How does the aluminum PowerBook get a signal? Anyway, I was hoping we wouldn't need to resort to an enclosure, and that a vent cover of some kind would be alright.

And the environment is harsh in that there are metal shaving and metal dust thingies floating all over the place. He has a desk/workbench, which is where the computer would be (where his WebTV and stereo are now), which is really the least harsh area. But stereos still have a hard time surviving (then again, the WebTV has only needed a replacement once, I believe, in about 8 years of using it).



Ok, here's another idea:
A removable vent cover that would completely cover the top vent and seal it off for the most part. However, the vent would be removed any time the computer was in use (as I doubt he will be checking email and grinding dragster parts at the same time).
Would this be a better solution?
Thanks for all the help.

jtgotsjets
Aug 6, 2004, 11:44 PM
Also, I was looking on eBay and saw "AirPort Adaptors" for iMacs. It said that you needed it to install AirPort cards into iMacs of a certain age. What models would need this, or is this just a scam?

jtgotsjets
Aug 8, 2004, 01:56 AM
bump, because i'd at least really like to know about these 'airport adaptors'

Horrortaxi
Aug 8, 2004, 02:49 AM
Some model iMacs--the first ones with AirPort (check apple-history.com to see which ones exactly) do need an adaptor to use an AirPort card. I don't think it's all G3 iMacs but it might be.

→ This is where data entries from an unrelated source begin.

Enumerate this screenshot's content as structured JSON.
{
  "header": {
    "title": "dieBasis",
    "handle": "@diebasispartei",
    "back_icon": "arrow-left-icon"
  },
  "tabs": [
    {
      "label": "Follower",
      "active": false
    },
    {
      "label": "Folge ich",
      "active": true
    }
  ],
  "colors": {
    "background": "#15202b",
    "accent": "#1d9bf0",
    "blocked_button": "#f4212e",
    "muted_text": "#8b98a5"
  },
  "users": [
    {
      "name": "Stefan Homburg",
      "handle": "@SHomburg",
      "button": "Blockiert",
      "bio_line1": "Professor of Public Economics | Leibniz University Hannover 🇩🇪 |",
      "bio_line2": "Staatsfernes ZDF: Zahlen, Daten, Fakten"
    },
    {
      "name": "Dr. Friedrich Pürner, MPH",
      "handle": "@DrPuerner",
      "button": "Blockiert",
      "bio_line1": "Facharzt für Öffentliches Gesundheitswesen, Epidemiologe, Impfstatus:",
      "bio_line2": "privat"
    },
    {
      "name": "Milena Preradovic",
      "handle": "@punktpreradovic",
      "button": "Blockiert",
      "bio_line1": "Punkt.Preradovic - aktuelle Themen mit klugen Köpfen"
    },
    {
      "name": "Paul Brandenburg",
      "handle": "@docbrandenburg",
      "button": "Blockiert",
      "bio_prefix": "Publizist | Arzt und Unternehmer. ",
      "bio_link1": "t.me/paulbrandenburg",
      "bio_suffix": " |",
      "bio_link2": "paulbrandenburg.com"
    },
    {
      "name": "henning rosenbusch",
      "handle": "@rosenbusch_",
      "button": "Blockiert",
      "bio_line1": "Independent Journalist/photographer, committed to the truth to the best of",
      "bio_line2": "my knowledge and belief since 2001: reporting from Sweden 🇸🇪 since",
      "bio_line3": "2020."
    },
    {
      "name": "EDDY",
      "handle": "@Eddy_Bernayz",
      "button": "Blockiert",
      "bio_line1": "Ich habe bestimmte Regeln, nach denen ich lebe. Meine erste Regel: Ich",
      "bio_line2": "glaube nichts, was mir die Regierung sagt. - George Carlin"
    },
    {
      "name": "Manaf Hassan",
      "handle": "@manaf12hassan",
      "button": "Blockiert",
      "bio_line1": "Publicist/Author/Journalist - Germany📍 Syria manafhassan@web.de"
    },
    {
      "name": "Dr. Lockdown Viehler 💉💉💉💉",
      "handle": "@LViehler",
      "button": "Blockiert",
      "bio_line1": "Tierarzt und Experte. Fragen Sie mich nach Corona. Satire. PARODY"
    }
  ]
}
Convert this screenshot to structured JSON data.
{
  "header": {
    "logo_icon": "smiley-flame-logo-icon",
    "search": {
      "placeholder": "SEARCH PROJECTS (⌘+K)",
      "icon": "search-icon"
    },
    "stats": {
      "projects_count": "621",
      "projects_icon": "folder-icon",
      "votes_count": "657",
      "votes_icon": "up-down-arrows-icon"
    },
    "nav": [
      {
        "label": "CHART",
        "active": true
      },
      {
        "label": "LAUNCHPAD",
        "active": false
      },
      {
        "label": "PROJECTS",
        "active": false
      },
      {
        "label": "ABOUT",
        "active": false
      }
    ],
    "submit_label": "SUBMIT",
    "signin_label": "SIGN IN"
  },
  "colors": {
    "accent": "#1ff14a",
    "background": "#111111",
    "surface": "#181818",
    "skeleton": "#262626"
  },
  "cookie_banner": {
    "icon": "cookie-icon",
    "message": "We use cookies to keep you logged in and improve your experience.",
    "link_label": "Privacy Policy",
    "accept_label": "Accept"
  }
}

I'm still trying to come up with something helpful on this topic. So far I can't get past "arrange the shop so that the computer isn't at risk" and "does he need a computer in the shop." The former really is the best solution, but I don't know if there's space. If the computer is getting metal shavings in it then it sounds like a very small shop. Maybe your best bet is to buy inexpensive computers and plan on short lives for them.

kanaka
Aug 8, 2004, 03:01 AM
Also, I was looking on eBay and saw "AirPort Adaptors" for iMacs. It said that you needed it to install AirPort cards into iMacs of a certain age. What models would need this, or is this just a scam?
It's true, most "Airport ready" slot-loading G3 iMacs need an adaptor card. I bought one at the San Fran Apple Store a few months ago for my 400 MHz G3 iMac. Not sure exactly which models need it, but if you have a slot-loading G3 iMac it's a pretty good bet you'll need to throw down for the extra adaptor.

Nermal
Aug 9, 2004, 02:35 AM
The do have a slot load model:

http://www.smalldog.com/product/41113

Way cool idea!

And their installation manuals are hilarious :D

neoelectronaut
Aug 9, 2004, 12:43 PM
And their installation manuals are hilarious :D

Where can I download the manual?